This reminds me of this urban legend about Cabbage Patch Kids I heard as a kid. Apparently, if the Cabbage Patch Kid you own doesn’t have Xavier Roberts’s name on the doll’s posterior, it would awake in the middle of the night and murder everyone. Even though both my Cabbage Patch Kids had the signature (why it was on the butt, I’ll never understand), I was so scared of my dolls for years afterwards. I found them when I was a teenager buried at the bottom of my closet.
I can only imagine how disturbing that must have been as a child…
Personally I don’t believe in ghosts, spirits or any such thing, but I still find old dolls unsettling. What it is about them I don’t know, but what I do know is that I’d never have one in my own house.
Amazing! I’ll go on Sunday to Meji Shrine and take a look.
Where did you take this wonderful pic exactly? I’d really like to go there… 🙂
It’s at the main shrine area, so you can’t miss it. Only trouble is I have a feeling the ceremony was that day, so they may have all gone. Might be worth trying to check beforehand.
Very very cool. There are some old dolls as well as modern (Pikachu anyone? I see two!). I feel kinda sorry for these dolls though. Growing up and watching Toy Story made me feel like dolls and plushes are as part of a family as a dog or cat. LOL. I know my daughter would never let go of her Pooh…. Actually kinda glad I can’t visit. My daughter would want to take most of those guys home! 🙂
That’s the thing, dolls having souls and containing memories is one thing, but what’s for definite is that people do get very attached to them. And ceremonies like this do make it easier to get rid of them I suppose.
Not only would my Japanese wife not throw out a doll, she wouldn’t allow my daughter to have a second-hand doll once belonging to my sister because of the doll’s ‘soul’. There’s superstition for you.
Blimey, that really is. Surprising what power they hold. Or at least what people think they may hold. But like I mentioned in the comments above, for me at least there is something strangely unsettling about certain dolls. Something that doesn’t make any sense, but yet is there nonetheless.
I would have asked for all the Mickeys as a gift for my mom,she loves Mickey! XD
I also would have asked for the Pikachus!
Kathleen MM says
in 2008 I had bought a red geisha doll in Japan. Last night my wife told me that she had a dream about the Geisha doll that I have in my apartment. She told me a voice told her this Doll has broght me bad luck. The Red Geisha doll.
I don’t know what to do now.
I like that Doll but I have to just leave it for some one to pick it up

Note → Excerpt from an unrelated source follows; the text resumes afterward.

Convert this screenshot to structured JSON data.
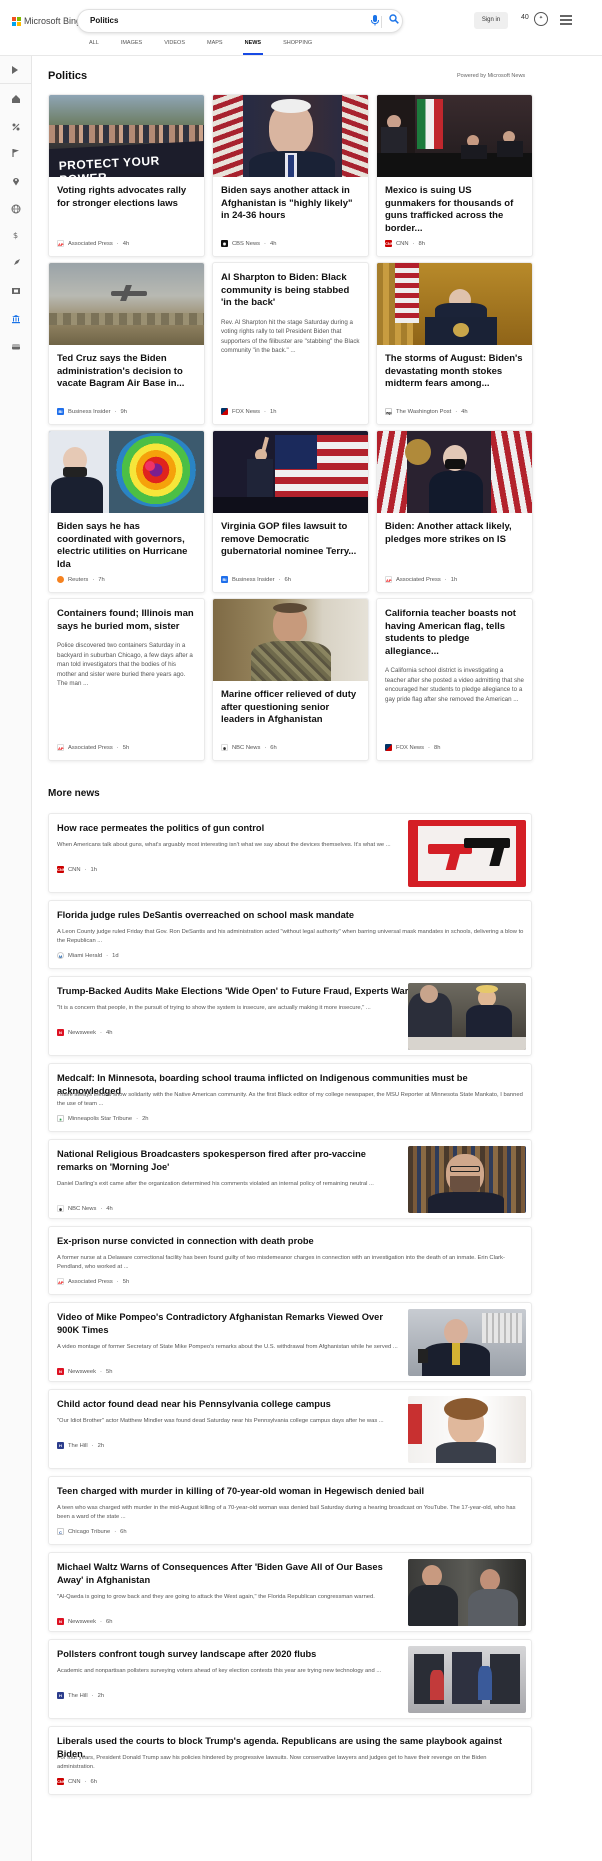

Is there a special time in the year to honor the dolls? We have four really old Geisha dolls, received from different sources. Some as old as 40 years. We would like to revere them and send them on there way.
My thought was naming them, wrapping them in white paper, a prayer, and give them a funeral fire (like wood stove)